Archbishop Bourne and the Congo Question

From The Arthur Conan Doyle Encyclopedia

Archbishop Bourne and the Congo Question is a correspondence between Arthur Conan Doyle and Francis Bourne, Archbishop of Westminster, first published in The Times on 5 november 1909.


Archbishop Bourne and the Congo Question

The Times (5 november 1909)

The Tablet publishes the following correspondence between Archbishop Bourne and Sir A. Conan Doyle :-


Windlesham, Crowborough, Sussex.
Oct. 15. 1909.

Dear Archbishop Bourne, - I send you a copy of my book on the Congo, in the hope that you may find time to read it. Should the facts contained in it move you, perhaps you still give us your weighty support in the Congo Reform Association.

An attempt is made by this gang of rubber merchants to antagonize their critics by pretending that it is a matter between Catholics and Protestants, or between English and Germans. It is, in truth, a matter between unscrupulous and heartless financial greed and humanity. Should you see your way to join us, as the Duke of Norfolk has done, it would be the best answer to this persistent attempt to sow trouble among Christians for the benefit of these traders.

As an example of how little religion has to do with the matter, the greatest outrage among the last batch which has reached us, which will shortly be published, was committed by an agent named Vancanter, who was an atheist, upon a Catholic catechist named Monkama, who came to pray in the station of Yele, on the Busiré River, in February 6, 1909. For being a Catholic he received 150 lashes from a whip garnished with nails, which flayed him to such an extent that five months afterward he was uncured. Dr. Dorpinghaus, of Barmen, Germany, and M. Johannsen, of Yele, were witnesses. The agent was, I need not say, never punished.

I trust that your Grace may see your way to come with us in this struggle. A message from you to the protest meeting, which will be held in November 19 at the Albert Hall, would bring all England into line.

Yours respectfully,



Archbishop's House, Westminster, S.W.,
Oct. 30, 1909.

My dear Sir, - I have delayed acknowledging your letter of the 15th, and thanking you for your book which accompanied it, in order to be able to find time to read what you have written. Now that I have done so, though naturally in somewhat hurried moments, you must pardon me if I say that the perusal has strengthened me in my distrust of the methods of the Congo Reform Association, and in my reluctance to see Catholics identified with it in any way.

I have sufficient knowledge of, and confidence in, the Bishops and other authorized leaders of public opinion in Belgium to feel assured that they have taken, and will continue to take, all legitimate means to bring about such reforms as have been shown to be necessary.
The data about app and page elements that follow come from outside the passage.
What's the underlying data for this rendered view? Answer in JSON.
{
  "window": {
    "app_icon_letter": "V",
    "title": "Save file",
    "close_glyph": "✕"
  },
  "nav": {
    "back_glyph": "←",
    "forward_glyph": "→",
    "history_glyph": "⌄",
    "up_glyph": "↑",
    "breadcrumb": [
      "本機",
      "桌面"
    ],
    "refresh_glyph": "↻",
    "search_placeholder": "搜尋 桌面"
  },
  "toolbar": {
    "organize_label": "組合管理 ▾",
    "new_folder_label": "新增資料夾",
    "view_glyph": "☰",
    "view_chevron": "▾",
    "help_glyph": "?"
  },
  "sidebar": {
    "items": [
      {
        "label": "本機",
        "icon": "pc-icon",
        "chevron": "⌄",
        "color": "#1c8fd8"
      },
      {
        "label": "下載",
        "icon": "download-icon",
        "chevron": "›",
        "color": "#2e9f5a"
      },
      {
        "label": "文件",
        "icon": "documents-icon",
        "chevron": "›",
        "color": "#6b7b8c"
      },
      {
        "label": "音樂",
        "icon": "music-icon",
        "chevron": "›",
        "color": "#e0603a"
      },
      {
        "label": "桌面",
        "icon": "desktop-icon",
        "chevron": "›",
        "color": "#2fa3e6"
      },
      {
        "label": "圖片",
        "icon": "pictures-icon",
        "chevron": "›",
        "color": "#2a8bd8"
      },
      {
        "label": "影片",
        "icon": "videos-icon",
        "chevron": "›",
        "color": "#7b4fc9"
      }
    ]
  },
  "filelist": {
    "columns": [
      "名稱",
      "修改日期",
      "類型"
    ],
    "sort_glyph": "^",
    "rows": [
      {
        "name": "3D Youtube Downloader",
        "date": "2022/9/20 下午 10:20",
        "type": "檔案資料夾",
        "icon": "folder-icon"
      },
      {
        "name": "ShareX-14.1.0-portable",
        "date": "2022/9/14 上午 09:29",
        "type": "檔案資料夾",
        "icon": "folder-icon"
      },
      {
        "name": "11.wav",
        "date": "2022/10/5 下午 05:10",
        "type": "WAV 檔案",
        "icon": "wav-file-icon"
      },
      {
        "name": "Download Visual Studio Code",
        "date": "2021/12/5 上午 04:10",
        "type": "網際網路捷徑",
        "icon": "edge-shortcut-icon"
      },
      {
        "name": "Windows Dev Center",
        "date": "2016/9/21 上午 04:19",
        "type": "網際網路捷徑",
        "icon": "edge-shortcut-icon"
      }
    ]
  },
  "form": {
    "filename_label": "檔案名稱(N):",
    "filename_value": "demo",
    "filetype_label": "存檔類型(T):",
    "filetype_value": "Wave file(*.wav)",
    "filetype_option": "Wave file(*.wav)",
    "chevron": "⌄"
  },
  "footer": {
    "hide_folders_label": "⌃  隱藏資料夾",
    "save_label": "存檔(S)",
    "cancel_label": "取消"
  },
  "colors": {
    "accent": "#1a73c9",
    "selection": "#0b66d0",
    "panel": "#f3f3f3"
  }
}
The fact that men in their responsible position are disinclined to hold public meetings and refrain from proclaiming their opinions or their actions in loud and exaggerated tones on the house-tops is, in my judgment, no proof that they fail to perceive or neglect to perform their duty. I am not prepared to play the impertinent part of being their critic.

The meeting which it is proposed to hold in the Albert Hall seems to me most inopportune and very unfair, both to our own Government and to that of Belgium.

Believe me, my dear Sir, yours very faithfully,

FRANCIS, Archbishop of Westminster.

I think that you state that the exportation of rubber has not been diminished. I believe that the actual figures are :- Value in 1906, 48,000,000 francs ; in 1908, only 30,000,000.

Sir Arthur Conan Doyle.


Dear Archbishop Bourne, - I was very sorry to receive your letter. The news which has just reached us from Brussels that complete reforms are to be introduced is surely final evidence that the reformers here, who have been demanding them so long, were justified in that demand. It is a sad thing to see the venerable Catholic Church falling out of line with the rest of Christian England over this scandal - though, of course, I am aware that your personal motives are above question.

Yours faithfully,

Windlesham, Crowborough, Sussex, Nov, 1.


Dear Sir Arthur, - May I not with equal reason claim that the reforms now announced amply justify the confidence which I have always felt in the Bishops and other public men in Belgium ?

Influence is not less powerful when it works quietly.

I trust that you have no objection to the publication of the letters which have passed between us.

Believe me yours very faithfully,

FRANCIS, Archbishop of Westminster.
November 2.


Dear Archbishop Tiourne, - But the reform, such as it is, has come after eighteen years of a system which has lowered the good fame of Christianity and of civilization. It has now come, if it does come, as a result of the ever-increasing horror expressed by the world, and voiced not only by British, but by American, Swiss, French, and German Reform Associations.

The correspondence I leave entirely in your Grace's hands, but should desire this last letter to be included in it. With regrets that I should be in such strong dissent from your views.

I remain yours faithfully,

Windlesham, Crowborough, Sussex, Nov. 3.